Fast & Inexpensive Meals … Finally, a Cookbook I am Actually Using!
I truly love perusing recipes … in fact I used to be a recipe-clipping addict. Luckily, my frugality kept me from purchasing every cookbook in sight, especially considering I have only trialed about a dozen recipes from the little cookbook collection I am already housing. Clipping, marking, and emailing recipes is one thing, but actually making them… for some reason that was always my stumbling block. But a cookbook I recently received sparked something in me. At long last, I was venturing new foods in the kitchen!
The magical book? The Whole Foods Allergy Cookbook … true, the name may not sound enticing to some, but the recipes within were so simple, so intriguing, and so filled with ingredients that I typically buy anyway, it was really a natural fit. As someone who hadn’t tried a new recipe in months, I made guess how many recipes in just over a week… okay, I can’t hold it in… six. That’s right, I tried six new recipes just like that. Okay, I am counting the chocolate covered raisins and the saffron rice, but I gradually became more adventurous. Here is what else I made…
First (or third if you count the first two recipes) up was Raf’s Cuban Beans & Rice. These slow-cooked black beans were easy to prepare, as I left them to simmer for about 2 hours, stopping by to stir occasionally. I drained the beans, assuming this step was required, but perhaps not. The honey can easily be replaced with maple syrup for a vegan pot of beans. Serve with rice (I steamed a mix of red rice and brown rice) and a salad for a full vegan meal. For my meaty husband, I served the beans and rice alongside some freshly made Italian sausage (on sale for $2.99/lb) and a serving of steamed broccoli. (sorry, this first pic is horrible, they do get a bit better!)

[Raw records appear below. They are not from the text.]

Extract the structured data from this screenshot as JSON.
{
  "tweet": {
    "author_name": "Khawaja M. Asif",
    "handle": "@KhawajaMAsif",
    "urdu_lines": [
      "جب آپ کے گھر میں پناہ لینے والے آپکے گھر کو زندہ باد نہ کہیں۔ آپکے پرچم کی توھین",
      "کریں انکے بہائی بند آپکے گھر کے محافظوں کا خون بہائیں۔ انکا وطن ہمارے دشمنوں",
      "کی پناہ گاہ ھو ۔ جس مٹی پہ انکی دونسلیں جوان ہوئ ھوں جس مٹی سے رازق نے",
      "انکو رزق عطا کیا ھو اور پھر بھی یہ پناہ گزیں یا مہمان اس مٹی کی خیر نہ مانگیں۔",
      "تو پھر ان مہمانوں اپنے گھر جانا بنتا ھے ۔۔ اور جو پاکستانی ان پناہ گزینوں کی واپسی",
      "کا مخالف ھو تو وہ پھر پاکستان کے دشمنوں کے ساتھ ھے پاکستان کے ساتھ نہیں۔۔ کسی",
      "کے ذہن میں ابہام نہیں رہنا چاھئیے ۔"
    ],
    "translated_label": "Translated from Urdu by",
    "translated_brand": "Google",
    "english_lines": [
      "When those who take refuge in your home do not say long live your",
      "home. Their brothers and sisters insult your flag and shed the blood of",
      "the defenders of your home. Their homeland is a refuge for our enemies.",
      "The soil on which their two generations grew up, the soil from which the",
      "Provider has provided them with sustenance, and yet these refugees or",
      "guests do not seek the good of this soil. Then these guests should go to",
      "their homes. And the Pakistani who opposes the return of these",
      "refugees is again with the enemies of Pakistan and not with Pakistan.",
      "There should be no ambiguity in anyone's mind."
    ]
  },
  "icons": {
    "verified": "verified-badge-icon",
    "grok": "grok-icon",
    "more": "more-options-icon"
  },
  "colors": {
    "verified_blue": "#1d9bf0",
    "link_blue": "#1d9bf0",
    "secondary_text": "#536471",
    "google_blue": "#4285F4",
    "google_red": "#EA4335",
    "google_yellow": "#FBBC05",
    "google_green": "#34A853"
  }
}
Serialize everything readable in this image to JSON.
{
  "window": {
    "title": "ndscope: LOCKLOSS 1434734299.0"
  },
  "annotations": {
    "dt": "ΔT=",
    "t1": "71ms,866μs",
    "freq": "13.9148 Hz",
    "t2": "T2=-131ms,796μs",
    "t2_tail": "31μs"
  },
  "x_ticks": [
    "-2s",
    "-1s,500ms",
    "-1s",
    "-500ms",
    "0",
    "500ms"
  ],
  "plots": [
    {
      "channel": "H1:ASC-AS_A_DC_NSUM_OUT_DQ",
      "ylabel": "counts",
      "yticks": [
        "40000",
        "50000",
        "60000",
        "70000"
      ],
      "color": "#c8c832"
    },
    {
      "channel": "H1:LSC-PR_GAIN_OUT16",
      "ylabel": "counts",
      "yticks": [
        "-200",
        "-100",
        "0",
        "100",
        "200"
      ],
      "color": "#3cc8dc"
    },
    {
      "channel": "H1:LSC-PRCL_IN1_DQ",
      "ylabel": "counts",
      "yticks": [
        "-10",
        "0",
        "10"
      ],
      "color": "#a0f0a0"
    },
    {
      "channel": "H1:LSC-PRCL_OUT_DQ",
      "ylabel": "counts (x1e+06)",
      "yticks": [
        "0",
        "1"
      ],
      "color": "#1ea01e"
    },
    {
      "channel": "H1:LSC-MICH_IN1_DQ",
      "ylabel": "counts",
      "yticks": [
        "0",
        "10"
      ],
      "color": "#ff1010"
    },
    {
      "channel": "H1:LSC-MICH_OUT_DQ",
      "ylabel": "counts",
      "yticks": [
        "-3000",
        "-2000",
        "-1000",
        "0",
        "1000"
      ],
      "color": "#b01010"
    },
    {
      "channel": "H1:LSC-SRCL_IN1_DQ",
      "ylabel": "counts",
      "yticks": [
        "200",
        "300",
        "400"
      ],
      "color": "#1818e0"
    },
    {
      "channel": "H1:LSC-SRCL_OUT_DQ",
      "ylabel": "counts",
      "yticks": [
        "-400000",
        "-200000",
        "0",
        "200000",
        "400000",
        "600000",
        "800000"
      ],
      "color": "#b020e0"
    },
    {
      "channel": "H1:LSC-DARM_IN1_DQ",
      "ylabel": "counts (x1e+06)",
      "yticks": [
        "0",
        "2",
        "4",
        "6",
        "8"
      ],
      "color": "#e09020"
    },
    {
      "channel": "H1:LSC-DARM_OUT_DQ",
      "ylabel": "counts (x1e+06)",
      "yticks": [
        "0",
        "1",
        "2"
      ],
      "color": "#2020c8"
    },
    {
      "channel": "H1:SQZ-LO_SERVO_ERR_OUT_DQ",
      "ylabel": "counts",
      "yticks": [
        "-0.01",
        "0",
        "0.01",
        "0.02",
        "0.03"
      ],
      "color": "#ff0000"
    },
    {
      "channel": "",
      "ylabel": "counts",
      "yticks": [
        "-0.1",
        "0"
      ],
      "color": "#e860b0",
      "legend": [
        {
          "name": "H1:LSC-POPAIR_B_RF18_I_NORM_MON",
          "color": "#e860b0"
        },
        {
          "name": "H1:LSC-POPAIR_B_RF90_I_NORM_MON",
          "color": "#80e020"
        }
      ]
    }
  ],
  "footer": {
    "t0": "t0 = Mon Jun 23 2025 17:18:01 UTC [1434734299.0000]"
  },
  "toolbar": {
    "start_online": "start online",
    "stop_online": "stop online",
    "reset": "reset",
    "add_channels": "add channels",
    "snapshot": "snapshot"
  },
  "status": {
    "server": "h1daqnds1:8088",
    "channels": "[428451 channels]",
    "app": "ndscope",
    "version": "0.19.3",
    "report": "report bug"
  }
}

Second up was the Penne with Cauliflower and Olives. This was a very simple but tasty recipe. I opted to stay vegan on this entrée, “beefing” up the penne with some extra sautéed veggies. Our brown rice pasta had some issues, not cooking and sticking badly. That was the only bummer of the whole meal. Basically, you steam up the cauliflower and mash it with a fork for a chunky, clingy ingredient. Add in the finely chopped olives (I recommend the canned pre-chopped olives, they are actually cheaper ounce for ounce, and easier), some fresh parsley, olive oil, garlic, and season with crushed red pepper flakes and salt to taste.

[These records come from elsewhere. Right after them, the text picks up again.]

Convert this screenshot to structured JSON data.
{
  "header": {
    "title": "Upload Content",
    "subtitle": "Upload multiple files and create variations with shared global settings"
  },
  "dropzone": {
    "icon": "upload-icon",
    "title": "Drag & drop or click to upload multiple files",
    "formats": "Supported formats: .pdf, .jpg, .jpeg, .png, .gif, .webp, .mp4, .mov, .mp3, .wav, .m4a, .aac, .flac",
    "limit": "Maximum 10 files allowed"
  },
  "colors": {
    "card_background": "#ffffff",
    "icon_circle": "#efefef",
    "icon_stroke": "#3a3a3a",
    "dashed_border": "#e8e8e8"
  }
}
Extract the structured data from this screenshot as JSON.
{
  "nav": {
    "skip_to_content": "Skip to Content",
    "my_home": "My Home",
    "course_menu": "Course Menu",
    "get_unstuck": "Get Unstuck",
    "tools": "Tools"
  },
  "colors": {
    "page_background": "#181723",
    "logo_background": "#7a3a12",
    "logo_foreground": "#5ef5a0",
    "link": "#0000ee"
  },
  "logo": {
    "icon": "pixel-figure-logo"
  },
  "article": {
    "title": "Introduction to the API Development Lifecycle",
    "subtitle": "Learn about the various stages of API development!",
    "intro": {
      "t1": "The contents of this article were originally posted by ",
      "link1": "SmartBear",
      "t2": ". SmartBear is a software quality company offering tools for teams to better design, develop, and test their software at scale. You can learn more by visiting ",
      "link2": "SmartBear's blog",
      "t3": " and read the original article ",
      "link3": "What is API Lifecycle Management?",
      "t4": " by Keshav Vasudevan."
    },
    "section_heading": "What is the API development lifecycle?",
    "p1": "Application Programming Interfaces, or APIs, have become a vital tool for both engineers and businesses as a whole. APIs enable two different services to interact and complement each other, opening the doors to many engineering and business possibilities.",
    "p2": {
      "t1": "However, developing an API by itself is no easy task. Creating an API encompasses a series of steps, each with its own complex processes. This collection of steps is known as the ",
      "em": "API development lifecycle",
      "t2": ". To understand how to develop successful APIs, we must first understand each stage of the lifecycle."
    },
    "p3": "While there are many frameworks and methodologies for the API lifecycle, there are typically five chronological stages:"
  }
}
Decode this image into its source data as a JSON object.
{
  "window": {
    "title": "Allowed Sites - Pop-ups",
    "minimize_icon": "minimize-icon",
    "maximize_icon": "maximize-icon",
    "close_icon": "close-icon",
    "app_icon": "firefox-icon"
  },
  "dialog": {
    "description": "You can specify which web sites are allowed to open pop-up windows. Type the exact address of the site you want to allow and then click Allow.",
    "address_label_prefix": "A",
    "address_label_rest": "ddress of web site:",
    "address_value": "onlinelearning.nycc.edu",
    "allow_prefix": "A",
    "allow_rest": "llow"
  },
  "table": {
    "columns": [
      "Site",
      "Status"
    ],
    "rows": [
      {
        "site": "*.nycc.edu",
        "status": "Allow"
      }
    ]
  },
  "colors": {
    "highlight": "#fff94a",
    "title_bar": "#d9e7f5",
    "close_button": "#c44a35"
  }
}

Third up was the Falafels. This was a fun one; I had never made falafels. These are actually baked, rather than fried. Lacking pita bread or even a tortilla, I served the little patties overtop a bed of jasmine rice and lightly steamed caught-it-just-in-time organic spinach. While the author (Cybele Pascal) recommended her tahini sauce, I was lacking in tahini. So I made a hummus sauce (I had some pre-packaged Trader Joe’s hummus on hand – picture is pre-sauce). Really, this was an easy, tasty, and vegan entrée, that even my meaty husband positively loved. I will be making these again! As a side note, the recipe calls for oat flour. A cheap and easy shortcut is to grind regular old oats in a spice grinder ($9 at the grocery store, best investment I have ever made) for about 30 seconds, until a nice flour develops. Gluten-free consumers can by “safe” oats and make oat flour using this method too.
Fourth up was the Creamy Avocado Chicken Salad. I give this one a not bad. Really, our fridge was running low. No bread for a sandwich and no lettuce for a salad, so this chicken salad went atop quinoa. The avocado dressing was a bit sweet for my tastes, but overall it was pretty good. The chicken tenders were actually on for a cheaper price than the chicken breasts (always keep an eye on this) and they made for convenient preparation.

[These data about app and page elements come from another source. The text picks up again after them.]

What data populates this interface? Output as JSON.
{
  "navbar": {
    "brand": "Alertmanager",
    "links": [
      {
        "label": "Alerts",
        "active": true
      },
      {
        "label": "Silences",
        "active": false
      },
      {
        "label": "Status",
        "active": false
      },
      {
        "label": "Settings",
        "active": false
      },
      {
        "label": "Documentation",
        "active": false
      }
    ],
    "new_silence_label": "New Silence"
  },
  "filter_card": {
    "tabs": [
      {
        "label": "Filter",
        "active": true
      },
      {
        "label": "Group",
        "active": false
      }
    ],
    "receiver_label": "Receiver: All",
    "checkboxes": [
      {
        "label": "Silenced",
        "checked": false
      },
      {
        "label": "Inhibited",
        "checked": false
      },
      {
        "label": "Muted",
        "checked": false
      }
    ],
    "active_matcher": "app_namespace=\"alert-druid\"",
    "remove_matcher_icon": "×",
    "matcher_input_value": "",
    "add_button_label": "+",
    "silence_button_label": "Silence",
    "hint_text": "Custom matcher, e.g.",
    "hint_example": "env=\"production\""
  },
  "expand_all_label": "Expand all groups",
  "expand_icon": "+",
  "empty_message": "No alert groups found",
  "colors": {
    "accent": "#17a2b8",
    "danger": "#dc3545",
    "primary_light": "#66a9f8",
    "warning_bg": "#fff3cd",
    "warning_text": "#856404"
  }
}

The Whole Foods Allergy Cookbook is free of the big eight allergens: milk, wheat, tree nuts, peanuts, soy, eggs, fish, and shellfish. While there is a good-sized “meaty” section, I wouldn’t write this one off completely for vegans. The egg-free, dairy-free nature makes for many excellent vegan baked goods and desserts (note: occasional small amounts of honey that look easily replaceable with another liquid sweetener), salads, dressings, snacks, and as you can see from the recipes I trialed, entrees and sides. Actually, the vegan options easily won out taste-wise in our household.
So what was the damage? Well, aside from a whole pile of dishes, I calculated that each full meal cost less than $3.00 to serve (and satiate) two of us, just $1.50 per full individual meal, or less really. While I love eating out, I must admit this is quite a good deal for some easy recipes. Thanks Cybele!